A good driving record and the way you drive can actually tell a lot about your character to an employer. For employers, having good drivers is very important when considering that company drivers can be a potential accident risk to a company. In the United States, driving is still the number 1 cause of fatalities for workers in all industries, not just professional drivers. You are a valuable asset not only to the employer but most importantly your family! Follow the below mentioned safety tips while driving and be a positive example for other drivers and your family. Remember Mom and Dad, your children are watching.
- Make sure you and your passenger have seat belts on all the time. All the time!
- Have proper rest before driving. If you are upset emotionally don’t get behind the wheel until you are calm.
- Make sure you are not taking any medication that would make you drowsy. Even OTC medications such as allergy medication and ibuprofen can cause drowsiness. Until you know how a medicine will affect you don’t drive.
- Plan your trip; calculate the number of miles you can drive safely each day. Know your limits and don’t push it.
- DO NOT DRIVE if you are under the influence of drugs or alcohol, even drugs prescribed to you by a doctor.
Be Attentive All the Time
- Eating or drinking, adjusting side mirrors, tuning radio or other controls or talking on the phone while driving should be strictly avoided as driving requires full concentration. Complete these tasks before you leave.
- Always stay focused on the roadway to react to situations requiring rapid actions. Try scanning up the road 12- 18 seconds ahead. Scan your side mirrors and rear every 5-7 seconds.
- Take a break after every 2 hours or sooner if needed.

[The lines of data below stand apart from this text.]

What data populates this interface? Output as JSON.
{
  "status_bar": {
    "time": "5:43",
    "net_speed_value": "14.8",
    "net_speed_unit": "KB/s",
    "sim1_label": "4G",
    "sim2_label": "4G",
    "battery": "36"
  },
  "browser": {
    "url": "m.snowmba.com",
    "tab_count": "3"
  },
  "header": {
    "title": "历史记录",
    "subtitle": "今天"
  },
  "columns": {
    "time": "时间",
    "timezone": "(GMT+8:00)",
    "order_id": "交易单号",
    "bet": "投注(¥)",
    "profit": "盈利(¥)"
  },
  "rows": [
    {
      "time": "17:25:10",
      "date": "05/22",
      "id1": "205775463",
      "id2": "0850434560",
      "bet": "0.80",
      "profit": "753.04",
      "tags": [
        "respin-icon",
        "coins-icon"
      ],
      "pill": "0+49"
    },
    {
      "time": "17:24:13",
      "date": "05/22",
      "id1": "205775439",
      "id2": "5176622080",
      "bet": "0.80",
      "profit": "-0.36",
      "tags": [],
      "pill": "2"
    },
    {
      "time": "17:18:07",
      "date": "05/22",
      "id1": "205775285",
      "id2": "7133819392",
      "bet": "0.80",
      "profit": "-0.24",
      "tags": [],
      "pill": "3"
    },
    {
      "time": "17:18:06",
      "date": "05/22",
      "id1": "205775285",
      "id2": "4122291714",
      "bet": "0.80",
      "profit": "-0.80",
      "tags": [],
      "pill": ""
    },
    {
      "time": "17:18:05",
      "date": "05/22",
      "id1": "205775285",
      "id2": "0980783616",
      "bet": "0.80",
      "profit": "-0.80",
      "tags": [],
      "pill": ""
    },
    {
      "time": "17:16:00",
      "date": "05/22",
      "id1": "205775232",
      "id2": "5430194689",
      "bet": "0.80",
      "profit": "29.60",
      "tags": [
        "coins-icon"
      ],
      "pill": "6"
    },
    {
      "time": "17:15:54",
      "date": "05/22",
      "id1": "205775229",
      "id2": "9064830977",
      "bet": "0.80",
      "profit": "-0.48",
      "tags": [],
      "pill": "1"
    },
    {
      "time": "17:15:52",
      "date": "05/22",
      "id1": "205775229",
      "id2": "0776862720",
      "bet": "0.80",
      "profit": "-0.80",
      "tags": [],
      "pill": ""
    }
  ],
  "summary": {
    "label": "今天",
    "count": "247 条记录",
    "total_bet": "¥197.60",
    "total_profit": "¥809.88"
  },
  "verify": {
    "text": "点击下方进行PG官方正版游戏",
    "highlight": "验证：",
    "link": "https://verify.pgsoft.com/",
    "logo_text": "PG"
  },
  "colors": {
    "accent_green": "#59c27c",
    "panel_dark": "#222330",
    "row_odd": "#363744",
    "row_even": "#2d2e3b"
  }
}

Refresh by drinking water or other cold drinks, and do some stretching.
Don’t Be an Aggressive Driver
- Traffic jams sometimes are annoying, keep your mind cool. Everyone is in the same situation as you so share the road. Other drivers are not deliberately trying to irritate you.
- Show some courtesy to other drivers and be patient. Even if other drivers are not courteous, be the better person.
- Avoid crowded roadways, and heavy congestion times. Be mindful in school zones. Adjust your driving schedule to be on roadways when they are less crowded.
- Always keep maps and directions with you. Plan and look at your route before you leave.
For employers, if you do not have driver safety training for your drivers then you are making yourself financially liable for any incident that involves your driver. Do you know that a motor vehicle incident with injury costs both direct and indirect can cost about $80,000? A fatality could cost an employer more than $1.4 million in direct and indirect costs. Even if your office administrator runs a short errand during lunch for the office; this could open a company up for potential liability.
Motor Vehicle Commissioner of Connecticut